_Items from an interface collection_.
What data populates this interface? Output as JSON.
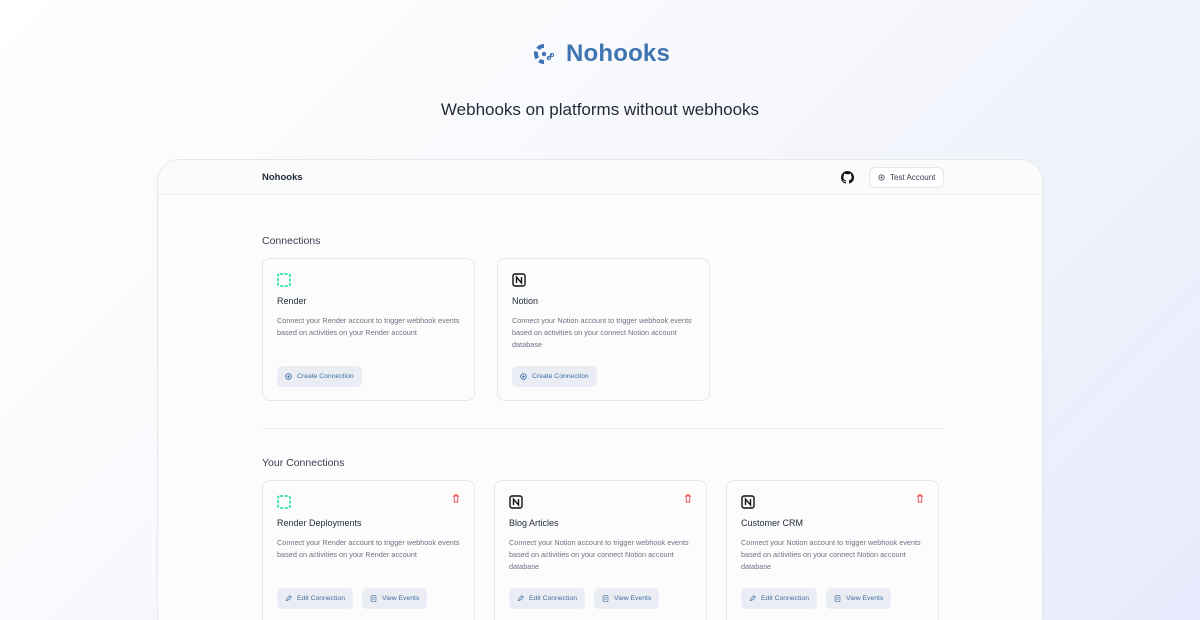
{
  "hero": {
    "brand": "Nohooks",
    "tagline": "Webhooks on platforms without webhooks"
  },
  "nav": {
    "app_name": "Nohooks",
    "github_icon": "github-icon",
    "account_label": "Test Account",
    "account_icon": "settings-icon"
  },
  "connections": {
    "title": "Connections",
    "cards": [
      {
        "logo": "render-logo",
        "name": "Render",
        "description": "Connect your Render account to trigger webhook events based on activities on your Render account",
        "button": "Create Connection"
      },
      {
        "logo": "notion-logo",
        "name": "Notion",
        "description": "Connect your Notion account to trigger webhook events based on activities on your connect Notion account database",
        "button": "Create Connection"
      }
    ]
  },
  "your_connections": {
    "title": "Your Connections",
    "cards": [
      {
        "logo": "render-logo",
        "name": "Render Deployments",
        "description": "Connect your Render account to trigger webhook events based on activities on your Render account",
        "edit": "Edit Connection",
        "view": "View Events"
      },
      {
        "logo": "notion-logo",
        "name": "Blog Articles",
        "description": "Connect your Notion account to trigger webhook events based on activities on your connect Notion account database",
        "edit": "Edit Connection",
        "view": "View Events"
      },
      {
        "logo": "notion-logo",
        "name": "Customer CRM",
        "description": "Connect your Notion account to trigger webhook events based on activities on your connect Notion account database",
        "edit": "Edit Connection",
        "view": "View Events"
      }
    ]
  },
  "colors": {
    "brand": "#3f74b2",
    "render": "#46e3b7",
    "delete": "#ef4444",
    "button_bg": "#eaeef4",
    "button_text": "#3f6ea3"
  }
}
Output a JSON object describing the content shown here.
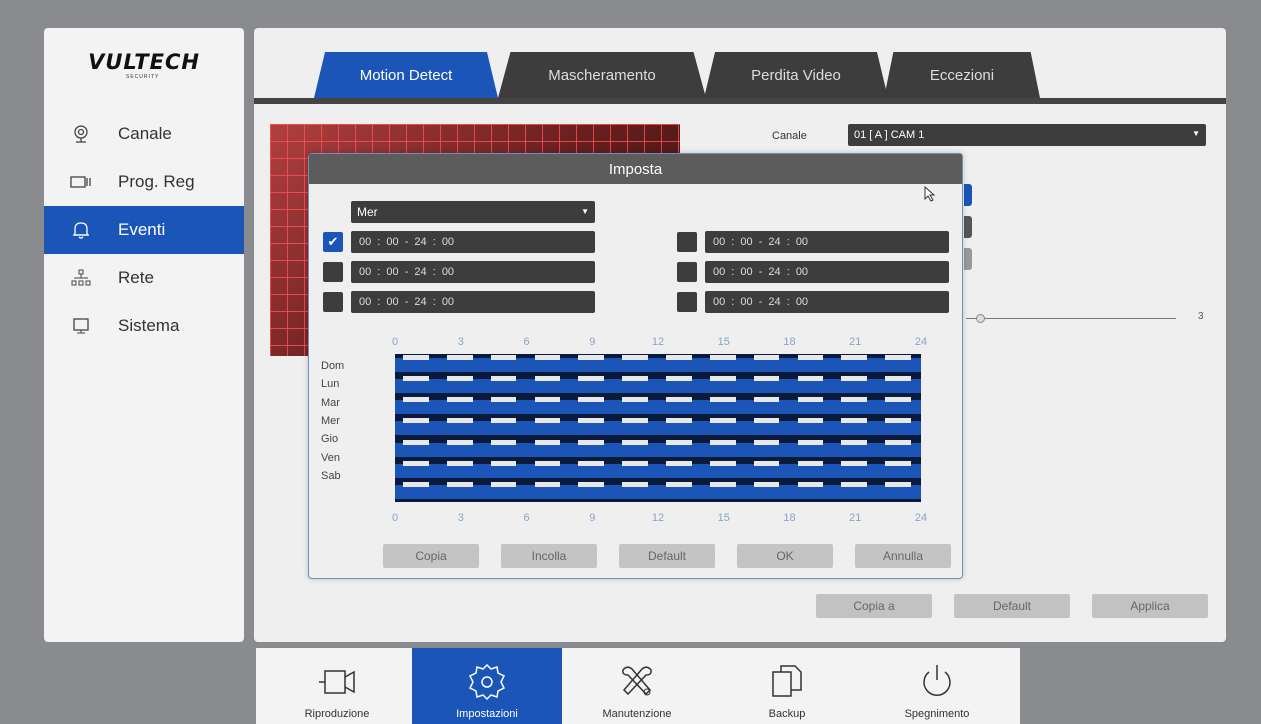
{
  "brand": {
    "logo": "VULTECH",
    "logo_sub": "SECURITY"
  },
  "sidebar": {
    "items": [
      {
        "label": "Canale",
        "icon": "camera-icon",
        "active": false
      },
      {
        "label": "Prog. Reg",
        "icon": "recorder-icon",
        "active": false
      },
      {
        "label": "Eventi",
        "icon": "bell-icon",
        "active": true
      },
      {
        "label": "Rete",
        "icon": "network-icon",
        "active": false
      },
      {
        "label": "Sistema",
        "icon": "monitor-icon",
        "active": false
      }
    ]
  },
  "tabs": [
    {
      "label": "Motion Detect",
      "active": true
    },
    {
      "label": "Mascheramento",
      "active": false
    },
    {
      "label": "Perdita Video",
      "active": false
    },
    {
      "label": "Eccezioni",
      "active": false
    }
  ],
  "main": {
    "canale_label": "Canale",
    "canale_value": "01 [ A ] CAM 1",
    "slider_value": "3",
    "buttons": {
      "copy_to": "Copia a",
      "default": "Default",
      "apply": "Applica"
    }
  },
  "modal": {
    "title": "Imposta",
    "day_selected": "Mer",
    "periods": [
      {
        "checked": true,
        "value": "00 : 00  - 24 : 00"
      },
      {
        "checked": false,
        "value": "00 : 00  - 24 : 00"
      },
      {
        "checked": false,
        "value": "00 : 00  - 24 : 00"
      },
      {
        "checked": false,
        "value": "00 : 00  - 24 : 00"
      },
      {
        "checked": false,
        "value": "00 : 00  - 24 : 00"
      },
      {
        "checked": false,
        "value": "00 : 00  - 24 : 00"
      }
    ],
    "hour_ticks": [
      "0",
      "3",
      "6",
      "9",
      "12",
      "15",
      "18",
      "21",
      "24"
    ],
    "days": [
      "Dom",
      "Lun",
      "Mar",
      "Mer",
      "Gio",
      "Ven",
      "Sab"
    ],
    "buttons": {
      "copy": "Copia",
      "paste": "Incolla",
      "default": "Default",
      "ok": "OK",
      "cancel": "Annulla"
    }
  },
  "dock": {
    "items": [
      {
        "label": "Riproduzione",
        "icon": "playback-camera-icon",
        "active": false
      },
      {
        "label": "Impostazioni",
        "icon": "settings-gear-icon",
        "active": true
      },
      {
        "label": "Manutenzione",
        "icon": "tools-icon",
        "active": false
      },
      {
        "label": "Backup",
        "icon": "backup-files-icon",
        "active": false
      },
      {
        "label": "Spegnimento",
        "icon": "power-icon",
        "active": false
      }
    ]
  },
  "colors": {
    "accent": "#1b55b8",
    "dark": "#3d3d3d",
    "panel": "#efefef"
  }
}
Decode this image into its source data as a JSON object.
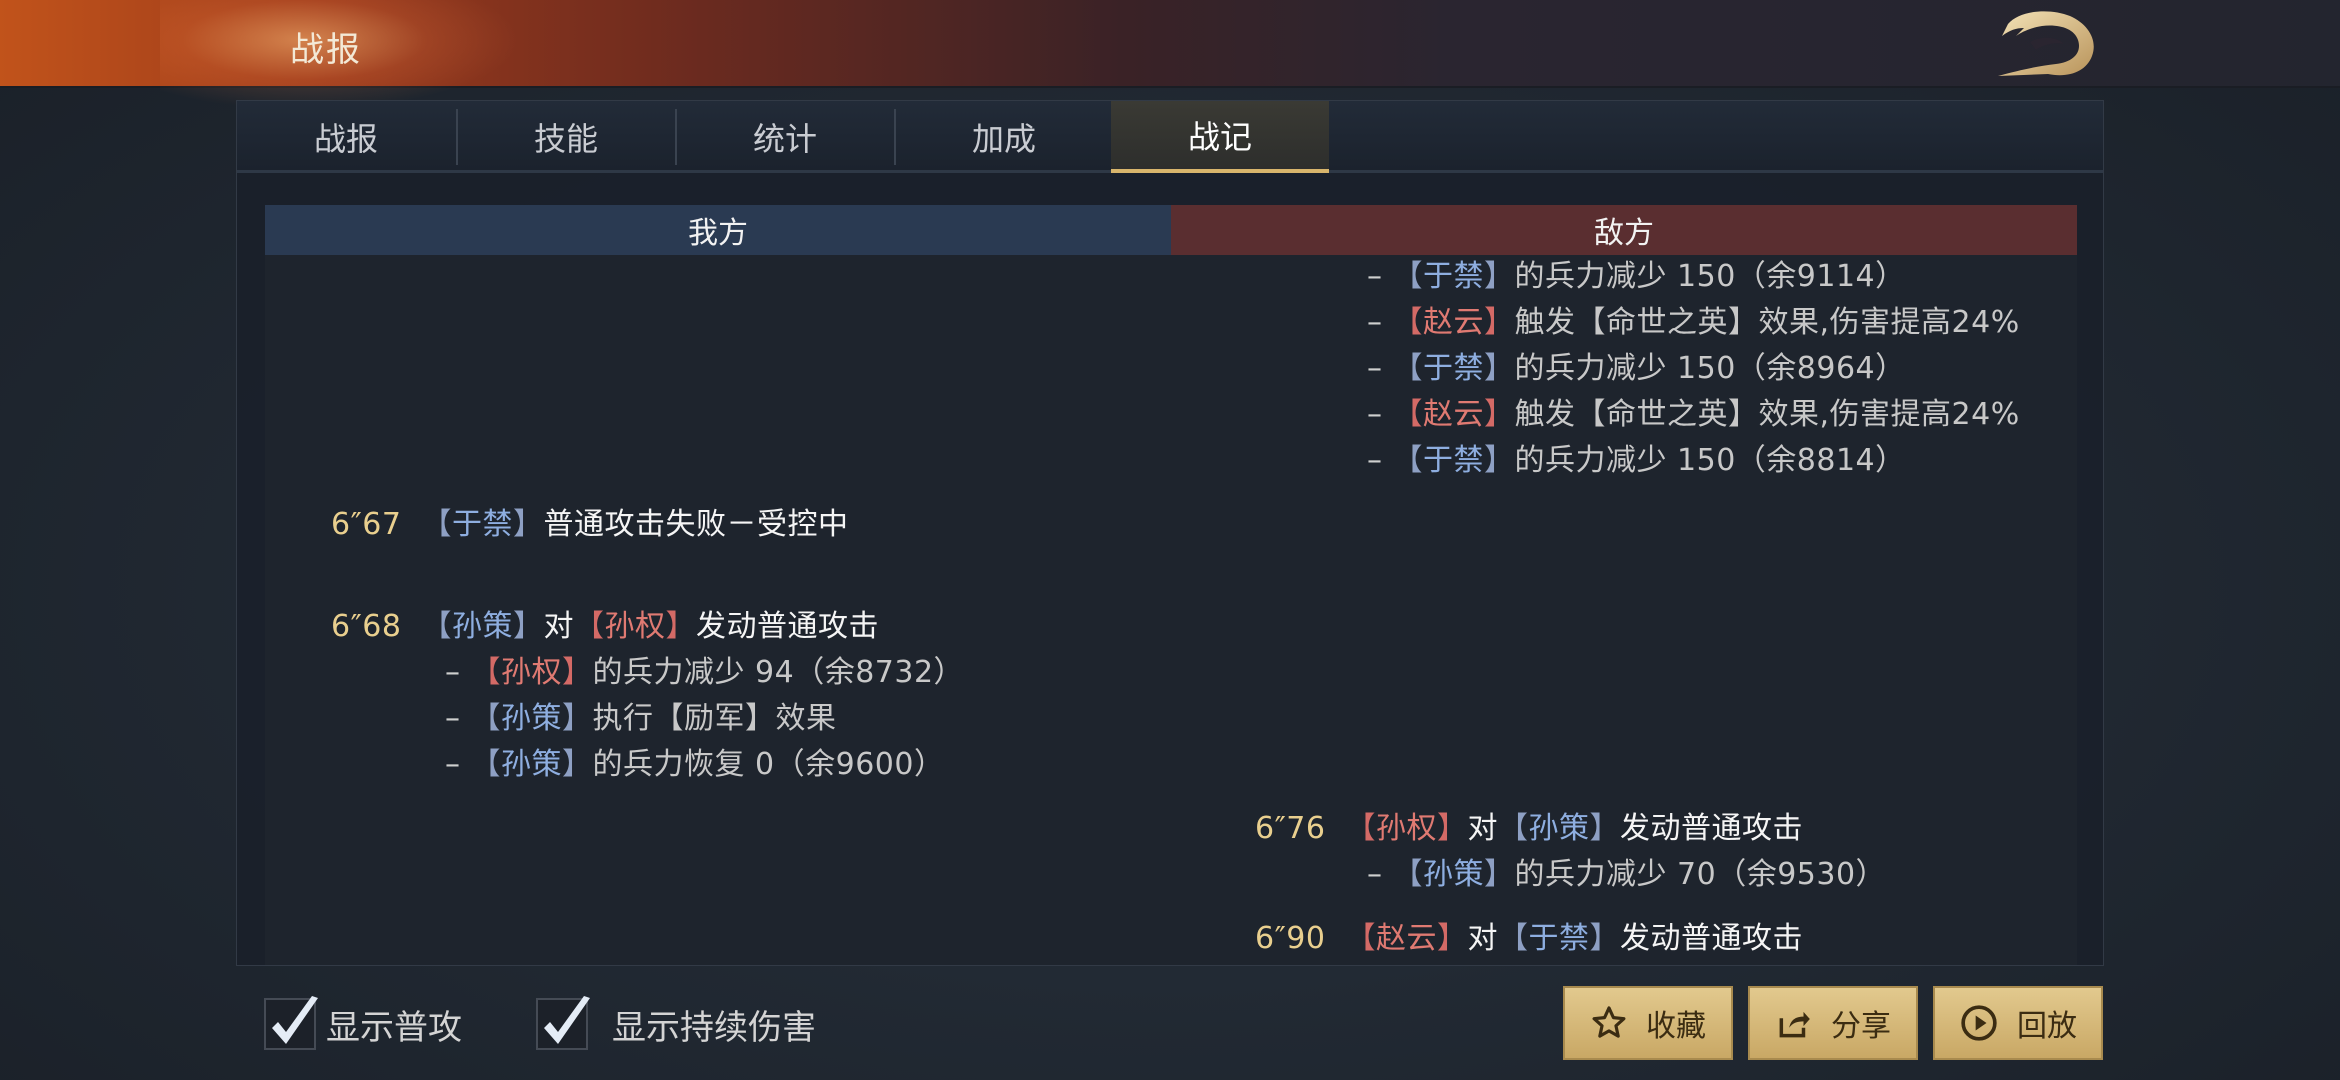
{
  "header": {
    "title": "战报"
  },
  "tabs": [
    {
      "label": "战报"
    },
    {
      "label": "技能"
    },
    {
      "label": "统计"
    },
    {
      "label": "加成"
    },
    {
      "label": "战记",
      "active": true
    }
  ],
  "sides": {
    "ours": "我方",
    "enemy": "敌方"
  },
  "log": {
    "e1": {
      "dash": "–",
      "lb": "【",
      "name": "于禁",
      "rb": "】",
      "text": "的兵力减少 150（余9114）"
    },
    "e2": {
      "dash": "–",
      "lb": "【",
      "name": "赵云",
      "rb": "】",
      "text1": "触发【",
      "skill": "命世之英",
      "text2": "】效果,伤害提高24%"
    },
    "e3": {
      "dash": "–",
      "lb": "【",
      "name": "于禁",
      "rb": "】",
      "text": "的兵力减少 150（余8964）"
    },
    "e4": {
      "dash": "–",
      "lb": "【",
      "name": "赵云",
      "rb": "】",
      "text1": "触发【",
      "skill": "命世之英",
      "text2": "】效果,伤害提高24%"
    },
    "e5": {
      "dash": "–",
      "lb": "【",
      "name": "于禁",
      "rb": "】",
      "text": "的兵力减少 150（余8814）"
    },
    "a1": {
      "time": "6″67",
      "lb": "【",
      "name": "于禁",
      "rb": "】",
      "text": "普通攻击失败－受控中"
    },
    "a2": {
      "time": "6″68",
      "lb1": "【",
      "name1": "孙策",
      "rb1": "】",
      "mid": "对",
      "lb2": "【",
      "name2": "孙权",
      "rb2": "】",
      "text": "发动普通攻击"
    },
    "a3": {
      "dash": "–",
      "lb": "【",
      "name": "孙权",
      "rb": "】",
      "text": "的兵力减少 94（余8732）"
    },
    "a4": {
      "dash": "–",
      "lb": "【",
      "name": "孙策",
      "rb": "】",
      "text1": "执行【",
      "skill": "励军",
      "text2": "】效果"
    },
    "a5": {
      "dash": "–",
      "lb": "【",
      "name": "孙策",
      "rb": "】",
      "text": "的兵力恢复 0（余9600）"
    },
    "b1": {
      "time": "6″76",
      "lb1": "【",
      "name1": "孙权",
      "rb1": "】",
      "mid": "对",
      "lb2": "【",
      "name2": "孙策",
      "rb2": "】",
      "text": "发动普通攻击"
    },
    "b2": {
      "dash": "–",
      "lb": "【",
      "name": "孙策",
      "rb": "】",
      "text": "的兵力减少 70（余9530）"
    },
    "b3": {
      "time": "6″90",
      "lb1": "【",
      "name1": "赵云",
      "rb1": "】",
      "mid": "对",
      "lb2": "【",
      "name2": "于禁",
      "rb2": "】",
      "text": "发动普通攻击"
    }
  },
  "options": {
    "show_normal_attack": {
      "label": "显示普攻",
      "checked": true
    },
    "show_dot": {
      "label": "显示持续伤害",
      "checked": true
    }
  },
  "buttons": {
    "favorite": {
      "label": "收藏",
      "icon": "star-icon"
    },
    "share": {
      "label": "分享",
      "icon": "share-icon"
    },
    "replay": {
      "label": "回放",
      "icon": "play-icon"
    }
  },
  "colors": {
    "ally": "#8eaee0",
    "enemy": "#e07a72",
    "time": "#e9cf8e",
    "gold": "#d8b56c"
  }
}
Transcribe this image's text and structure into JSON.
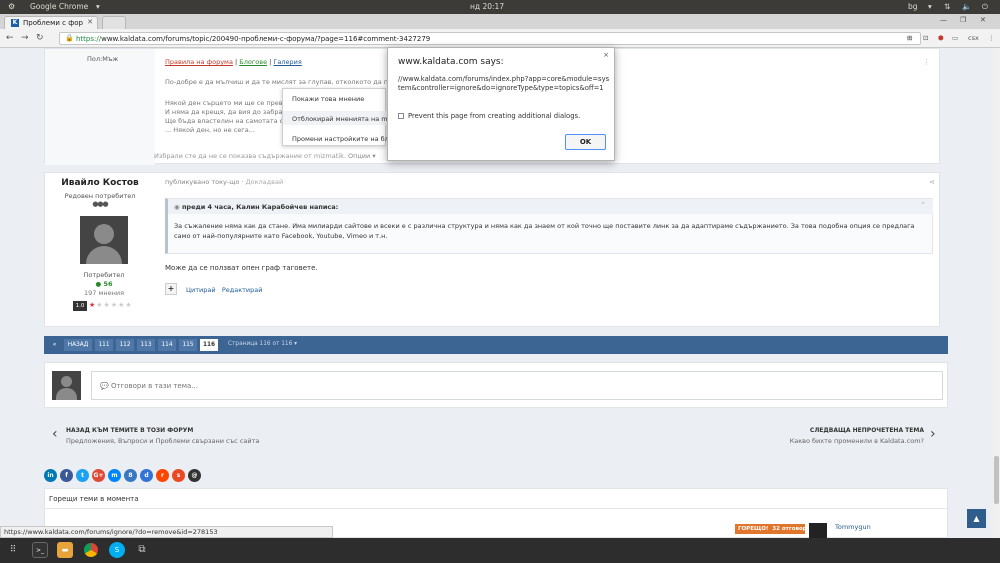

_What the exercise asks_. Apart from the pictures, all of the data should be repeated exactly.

_Exercise output_.
What data populates this interface? Output as JSON.
{
  "hero": {
    "brand": "Nohooks",
    "tagline": "Webhooks on platforms without webhooks"
  },
  "nav": {
    "app_name": "Nohooks",
    "github_icon": "github-icon",
    "account_label": "Test Account",
    "account_icon": "settings-icon"
  },
  "connections": {
    "title": "Connections",
    "cards": [
      {
        "logo": "render-logo",
        "name": "Render",
        "description": "Connect your Render account to trigger webhook events based on activities on your Render account",
        "button": "Create Connection"
      },
      {
        "logo": "notion-logo",
        "name": "Notion",
        "description": "Connect your Notion account to trigger webhook events based on activities on your connect Notion account database",
        "button": "Create Connection"
      }
    ]
  },
  "your_connections": {
    "title": "Your Connections",
    "cards": [
      {
        "logo": "render-logo",
        "name": "Render Deployments",
        "description": "Connect your Render account to trigger webhook events based on activities on your Render account",
        "edit": "Edit Connection",
        "view": "View Events"
      },
      {
        "logo": "notion-logo",
        "name": "Blog Articles",
        "description": "Connect your Notion account to trigger webhook events based on activities on your connect Notion account database",
        "edit": "Edit Connection",
        "view": "View Events"
      },
      {
        "logo": "notion-logo",
        "name": "Customer CRM",
        "description": "Connect your Notion account to trigger webhook events based on activities on your connect Notion account database",
        "edit": "Edit Connection",
        "view": "View Events"
      }
    ]
  },
  "colors": {
    "brand": "#3f74b2",
    "render": "#46e3b7",
    "delete": "#ef4444",
    "button_bg": "#eaeef4",
    "button_text": "#3f6ea3"
  }
}
Output a JSON object describing the content shown here.
{
  "brand": {
    "logo": "VULTECH",
    "logo_sub": "SECURITY"
  },
  "sidebar": {
    "items": [
      {
        "label": "Canale",
        "icon": "camera-icon",
        "active": false
      },
      {
        "label": "Prog. Reg",
        "icon": "recorder-icon",
        "active": false
      },
      {
        "label": "Eventi",
        "icon": "bell-icon",
        "active": true
      },
      {
        "label": "Rete",
        "icon": "network-icon",
        "active": false
      },
      {
        "label": "Sistema",
        "icon": "monitor-icon",
        "active": false
      }
    ]
  },
  "tabs": [
    {
      "label": "Motion Detect",
      "active": true
    },
    {
      "label": "Mascheramento",
      "active": false
    },
    {
      "label": "Perdita Video",
      "active": false
    },
    {
      "label": "Eccezioni",
      "active": false
    }
  ],
  "main": {
    "canale_label": "Canale",
    "canale_value": "01 [ A ] CAM 1",
    "slider_value": "3",
    "buttons": {
      "copy_to": "Copia a",
      "default": "Default",
      "apply": "Applica"
    }
  },
  "modal": {
    "title": "Imposta",
    "day_selected": "Mer",
    "periods": [
      {
        "checked": true,
        "value": "00 : 00  - 24 : 00"
      },
      {
        "checked": false,
        "value": "00 : 00  - 24 : 00"
      },
      {
        "checked": false,
        "value": "00 : 00  - 24 : 00"
      },
      {
        "checked": false,
        "value": "00 : 00  - 24 : 00"
      },
      {
        "checked": false,
        "value": "00 : 00  - 24 : 00"
      },
      {
        "checked": false,
        "value": "00 : 00  - 24 : 00"
      }
    ],
    "hour_ticks": [
      "0",
      "3",
      "6",
      "9",
      "12",
      "15",
      "18",
      "21",
      "24"
    ],
    "days": [
      "Dom",
      "Lun",
      "Mar",
      "Mer",
      "Gio",
      "Ven",
      "Sab"
    ],
    "buttons": {
      "copy": "Copia",
      "paste": "Incolla",
      "default": "Default",
      "ok": "OK",
      "cancel": "Annulla"
    }
  },
  "dock": {
    "items": [
      {
        "label": "Riproduzione",
        "icon": "playback-camera-icon",
        "active": false
      },
      {
        "label": "Impostazioni",
        "icon": "settings-gear-icon",
        "active": true
      },
      {
        "label": "Manutenzione",
        "icon": "tools-icon",
        "active": false
      },
      {
        "label": "Backup",
        "icon": "backup-files-icon",
        "active": false
      },
      {
        "label": "Spegnimento",
        "icon": "power-icon",
        "active": false
      }
    ]
  },
  "colors": {
    "accent": "#1b55b8",
    "dark": "#3d3d3d",
    "panel": "#efefef"
  }
}
Decode this image into its source data as a JSON object.
{
  "header": {
    "title": "战报"
  },
  "tabs": [
    {
      "label": "战报"
    },
    {
      "label": "技能"
    },
    {
      "label": "统计"
    },
    {
      "label": "加成"
    },
    {
      "label": "战记",
      "active": true
    }
  ],
  "sides": {
    "ours": "我方",
    "enemy": "敌方"
  },
  "log": {
    "e1": {
      "dash": "–",
      "lb": "【",
      "name": "于禁",
      "rb": "】",
      "text": "的兵力减少 150（余9114）"
    },
    "e2": {
      "dash": "–",
      "lb": "【",
      "name": "赵云",
      "rb": "】",
      "text1": "触发【",
      "skill": "命世之英",
      "text2": "】效果,伤害提高24%"
    },
    "e3": {
      "dash": "–",
      "lb": "【",
      "name": "于禁",
      "rb": "】",
      "text": "的兵力减少 150（余8964）"
    },
    "e4": {
      "dash": "–",
      "lb": "【",
      "name": "赵云",
      "rb": "】",
      "text1": "触发【",
      "skill": "命世之英",
      "text2": "】效果,伤害提高24%"
    },
    "e5": {
      "dash": "–",
      "lb": "【",
      "name": "于禁",
      "rb": "】",
      "text": "的兵力减少 150（余8814）"
    },
    "a1": {
      "time": "6″67",
      "lb": "【",
      "name": "于禁",
      "rb": "】",
      "text": "普通攻击失败－受控中"
    },
    "a2": {
      "time": "6″68",
      "lb1": "【",
      "name1": "孙策",
      "rb1": "】",
      "mid": "对",
      "lb2": "【",
      "name2": "孙权",
      "rb2": "】",
      "text": "发动普通攻击"
    },
    "a3": {
      "dash": "–",
      "lb": "【",
      "name": "孙权",
      "rb": "】",
      "text": "的兵力减少 94（余8732）"
    },
    "a4": {
      "dash": "–",
      "lb": "【",
      "name": "孙策",
      "rb": "】",
      "text1": "执行【",
      "skill": "励军",
      "text2": "】效果"
    },
    "a5": {
      "dash": "–",
      "lb": "【",
      "name": "孙策",
      "rb": "】",
      "text": "的兵力恢复 0（余9600）"
    },
    "b1": {
      "time": "6″76",
      "lb1": "【",
      "name1": "孙权",
      "rb1": "】",
      "mid": "对",
      "lb2": "【",
      "name2": "孙策",
      "rb2": "】",
      "text": "发动普通攻击"
    },
    "b2": {
      "dash": "–",
      "lb": "【",
      "name": "孙策",
      "rb": "】",
      "text": "的兵力减少 70（余9530）"
    },
    "b3": {
      "time": "6″90",
      "lb1": "【",
      "name1": "赵云",
      "rb1": "】",
      "mid": "对",
      "lb2": "【",
      "name2": "于禁",
      "rb2": "】",
      "text": "发动普通攻击"
    }
  },
  "options": {
    "show_normal_attack": {
      "label": "显示普攻",
      "checked": true
    },
    "show_dot": {
      "label": "显示持续伤害",
      "checked": true
    }
  },
  "buttons": {
    "favorite": {
      "label": "收藏",
      "icon": "star-icon"
    },
    "share": {
      "label": "分享",
      "icon": "share-icon"
    },
    "replay": {
      "label": "回放",
      "icon": "play-icon"
    }
  },
  "colors": {
    "ally": "#8eaee0",
    "enemy": "#e07a72",
    "time": "#e9cf8e",
    "gold": "#d8b56c"
  }
}
Transcribe this image's text and structure into JSON.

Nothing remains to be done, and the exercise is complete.